Return all records exactly. Nothing may be added.

Top of Supplied entries

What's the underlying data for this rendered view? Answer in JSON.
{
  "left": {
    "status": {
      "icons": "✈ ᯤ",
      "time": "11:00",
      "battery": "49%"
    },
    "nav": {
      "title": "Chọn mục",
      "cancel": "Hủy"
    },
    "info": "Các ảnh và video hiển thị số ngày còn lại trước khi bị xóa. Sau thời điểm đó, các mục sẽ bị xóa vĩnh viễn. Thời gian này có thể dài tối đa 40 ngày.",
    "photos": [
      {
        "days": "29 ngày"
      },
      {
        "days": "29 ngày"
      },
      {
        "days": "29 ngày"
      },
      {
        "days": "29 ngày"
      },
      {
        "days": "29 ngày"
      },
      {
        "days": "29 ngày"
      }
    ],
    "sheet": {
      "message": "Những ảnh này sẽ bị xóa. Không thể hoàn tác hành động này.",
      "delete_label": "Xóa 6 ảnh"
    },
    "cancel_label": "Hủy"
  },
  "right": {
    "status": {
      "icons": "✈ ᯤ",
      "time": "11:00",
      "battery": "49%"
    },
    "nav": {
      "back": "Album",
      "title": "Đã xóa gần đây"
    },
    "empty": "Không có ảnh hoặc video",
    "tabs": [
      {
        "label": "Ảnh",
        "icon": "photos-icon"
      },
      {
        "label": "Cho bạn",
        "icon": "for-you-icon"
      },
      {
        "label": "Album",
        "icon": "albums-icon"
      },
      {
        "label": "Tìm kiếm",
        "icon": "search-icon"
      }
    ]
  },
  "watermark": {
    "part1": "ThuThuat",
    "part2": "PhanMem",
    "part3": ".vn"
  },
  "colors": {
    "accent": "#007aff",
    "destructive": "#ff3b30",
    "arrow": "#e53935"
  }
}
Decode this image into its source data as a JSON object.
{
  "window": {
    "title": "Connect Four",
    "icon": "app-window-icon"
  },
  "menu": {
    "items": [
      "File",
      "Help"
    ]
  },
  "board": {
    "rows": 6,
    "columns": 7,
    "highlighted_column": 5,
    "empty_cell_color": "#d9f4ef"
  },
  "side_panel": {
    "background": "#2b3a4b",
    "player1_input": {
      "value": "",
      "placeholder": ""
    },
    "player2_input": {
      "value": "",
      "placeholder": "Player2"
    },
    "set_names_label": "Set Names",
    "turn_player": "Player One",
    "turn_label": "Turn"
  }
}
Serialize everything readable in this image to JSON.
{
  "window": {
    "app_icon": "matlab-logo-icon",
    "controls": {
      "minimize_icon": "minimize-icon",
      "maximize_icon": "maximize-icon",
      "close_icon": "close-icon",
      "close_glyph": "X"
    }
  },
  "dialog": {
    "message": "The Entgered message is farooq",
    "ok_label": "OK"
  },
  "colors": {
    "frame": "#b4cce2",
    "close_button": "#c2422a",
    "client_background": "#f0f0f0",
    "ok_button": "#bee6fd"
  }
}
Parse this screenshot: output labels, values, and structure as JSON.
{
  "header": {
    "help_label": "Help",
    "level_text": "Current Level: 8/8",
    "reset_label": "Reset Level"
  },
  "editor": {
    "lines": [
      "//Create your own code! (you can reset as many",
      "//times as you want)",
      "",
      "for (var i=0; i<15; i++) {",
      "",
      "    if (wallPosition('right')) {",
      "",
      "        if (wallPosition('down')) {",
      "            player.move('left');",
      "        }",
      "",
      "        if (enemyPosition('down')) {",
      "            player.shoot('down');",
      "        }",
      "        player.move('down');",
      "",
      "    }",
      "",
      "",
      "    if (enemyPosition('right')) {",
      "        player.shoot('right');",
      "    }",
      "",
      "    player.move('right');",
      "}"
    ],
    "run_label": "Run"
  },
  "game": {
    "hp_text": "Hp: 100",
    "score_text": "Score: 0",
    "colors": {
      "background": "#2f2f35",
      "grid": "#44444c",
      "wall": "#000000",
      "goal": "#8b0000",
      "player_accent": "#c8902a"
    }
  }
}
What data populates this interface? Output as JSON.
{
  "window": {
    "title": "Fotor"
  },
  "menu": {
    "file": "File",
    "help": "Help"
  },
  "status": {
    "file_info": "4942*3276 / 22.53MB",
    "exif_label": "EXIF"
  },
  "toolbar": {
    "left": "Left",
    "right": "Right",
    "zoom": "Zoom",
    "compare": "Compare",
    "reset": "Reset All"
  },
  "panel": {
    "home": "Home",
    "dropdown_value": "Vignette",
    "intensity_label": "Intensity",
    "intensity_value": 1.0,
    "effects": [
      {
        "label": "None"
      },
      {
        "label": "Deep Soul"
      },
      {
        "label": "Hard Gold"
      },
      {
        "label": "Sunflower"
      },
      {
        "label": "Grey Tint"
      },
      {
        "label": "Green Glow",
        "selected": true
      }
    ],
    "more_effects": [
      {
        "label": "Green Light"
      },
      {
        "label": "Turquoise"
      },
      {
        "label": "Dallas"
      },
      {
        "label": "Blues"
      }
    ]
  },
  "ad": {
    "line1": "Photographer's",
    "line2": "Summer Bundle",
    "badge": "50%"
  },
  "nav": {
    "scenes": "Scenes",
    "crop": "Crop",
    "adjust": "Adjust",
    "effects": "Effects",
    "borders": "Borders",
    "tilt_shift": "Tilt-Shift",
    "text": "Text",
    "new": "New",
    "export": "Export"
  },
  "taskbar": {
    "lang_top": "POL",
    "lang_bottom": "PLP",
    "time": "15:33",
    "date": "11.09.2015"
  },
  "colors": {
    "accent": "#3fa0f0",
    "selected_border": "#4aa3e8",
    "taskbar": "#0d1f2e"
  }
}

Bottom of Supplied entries

→ Exercise result:
What's the underlying data for this rendered view? Answer in JSON.
{
  "left": {
    "status": {
      "icons": "✈ ᯤ",
      "time": "11:00",
      "battery": "49%"
    },
    "nav": {
      "title": "Chọn mục",
      "cancel": "Hủy"
    },
    "info": "Các ảnh và video hiển thị số ngày còn lại trước khi bị xóa. Sau thời điểm đó, các mục sẽ bị xóa vĩnh viễn. Thời gian này có thể dài tối đa 40 ngày.",
    "photos": [
      {
        "days": "29 ngày"
      },
      {
        "days": "29 ngày"
      },
      {
        "days": "29 ngày"
      },
      {
        "days": "29 ngày"
      },
      {
        "days": "29 ngày"
      },
      {
        "days": "29 ngày"
      }
    ],
    "sheet": {
      "message": "Những ảnh này sẽ bị xóa. Không thể hoàn tác hành động này.",
      "delete_label": "Xóa 6 ảnh"
    },
    "cancel_label": "Hủy"
  },
  "right": {
    "status": {
      "icons": "✈ ᯤ",
      "time": "11:00",
      "battery": "49%"
    },
    "nav": {
      "back": "Album",
      "title": "Đã xóa gần đây"
    },
    "empty": "Không có ảnh hoặc video",
    "tabs": [
      {
        "label": "Ảnh",
        "icon": "photos-icon"
      },
      {
        "label": "Cho bạn",
        "icon": "for-you-icon"
      },
      {
        "label": "Album",
        "icon": "albums-icon"
      },
      {
        "label": "Tìm kiếm",
        "icon": "search-icon"
      }
    ]
  },
  "watermark": {
    "part1": "ThuThuat",
    "part2": "PhanMem",
    "part3": ".vn"
  },
  "colors": {
    "accent": "#007aff",
    "destructive": "#ff3b30",
    "arrow": "#e53935"
  }
}
Decode this image into its source data as a JSON object.
{
  "window": {
    "title": "Connect Four",
    "icon": "app-window-icon"
  },
  "menu": {
    "items": [
      "File",
      "Help"
    ]
  },
  "board": {
    "rows": 6,
    "columns": 7,
    "highlighted_column": 5,
    "empty_cell_color": "#d9f4ef"
  },
  "side_panel": {
    "background": "#2b3a4b",
    "player1_input": {
      "value": "",
      "placeholder": ""
    },
    "player2_input": {
      "value": "",
      "placeholder": "Player2"
    },
    "set_names_label": "Set Names",
    "turn_player": "Player One",
    "turn_label": "Turn"
  }
}
Serialize everything readable in this image to JSON.
{
  "window": {
    "app_icon": "matlab-logo-icon",
    "controls": {
      "minimize_icon": "minimize-icon",
      "maximize_icon": "maximize-icon",
      "close_icon": "close-icon",
      "close_glyph": "X"
    }
  },
  "dialog": {
    "message": "The Entgered message is farooq",
    "ok_label": "OK"
  },
  "colors": {
    "frame": "#b4cce2",
    "close_button": "#c2422a",
    "client_background": "#f0f0f0",
    "ok_button": "#bee6fd"
  }
}
Parse this screenshot: output labels, values, and structure as JSON.
{
  "header": {
    "help_label": "Help",
    "level_text": "Current Level: 8/8",
    "reset_label": "Reset Level"
  },
  "editor": {
    "lines": [
      "//Create your own code! (you can reset as many",
      "//times as you want)",
      "",
      "for (var i=0; i<15; i++) {",
      "",
      "    if (wallPosition('right')) {",
      "",
      "        if (wallPosition('down')) {",
      "            player.move('left');",
      "        }",
      "",
      "        if (enemyPosition('down')) {",
      "            player.shoot('down');",
      "        }",
      "        player.move('down');",
      "",
      "    }",
      "",
      "",
      "    if (enemyPosition('right')) {",
      "        player.shoot('right');",
      "    }",
      "",
      "    player.move('right');",
      "}"
    ],
    "run_label": "Run"
  },
  "game": {
    "hp_text": "Hp: 100",
    "score_text": "Score: 0",
    "colors": {
      "background": "#2f2f35",
      "grid": "#44444c",
      "wall": "#000000",
      "goal": "#8b0000",
      "player_accent": "#c8902a"
    }
  }
}
What data populates this interface? Output as JSON.
{
  "window": {
    "title": "Fotor"
  },
  "menu": {
    "file": "File",
    "help": "Help"
  },
  "status": {
    "file_info": "4942*3276 / 22.53MB",
    "exif_label": "EXIF"
  },
  "toolbar": {
    "left": "Left",
    "right": "Right",
    "zoom": "Zoom",
    "compare": "Compare",
    "reset": "Reset All"
  },
  "panel": {
    "home": "Home",
    "dropdown_value": "Vignette",
    "intensity_label": "Intensity",
    "intensity_value": 1.0,
    "effects": [
      {
        "label": "None"
      },
      {
        "label": "Deep Soul"
      },
      {
        "label": "Hard Gold"
      },
      {
        "label": "Sunflower"
      },
      {
        "label": "Grey Tint"
      },
      {
        "label": "Green Glow",
        "selected": true
      }
    ],
    "more_effects": [
      {
        "label": "Green Light"
      },
      {
        "label": "Turquoise"
      },
      {
        "label": "Dallas"
      },
      {
        "label": "Blues"
      }
    ]
  },
  "ad": {
    "line1": "Photographer's",
    "line2": "Summer Bundle",
    "badge": "50%"
  },
  "nav": {
    "scenes": "Scenes",
    "crop": "Crop",
    "adjust": "Adjust",
    "effects": "Effects",
    "borders": "Borders",
    "tilt_shift": "Tilt-Shift",
    "text": "Text",
    "new": "New",
    "export": "Export"
  },
  "taskbar": {
    "lang_top": "POL",
    "lang_bottom": "PLP",
    "time": "15:33",
    "date": "11.09.2015"
  },
  "colors": {
    "accent": "#3fa0f0",
    "selected_border": "#4aa3e8",
    "taskbar": "#0d1f2e"
  }
}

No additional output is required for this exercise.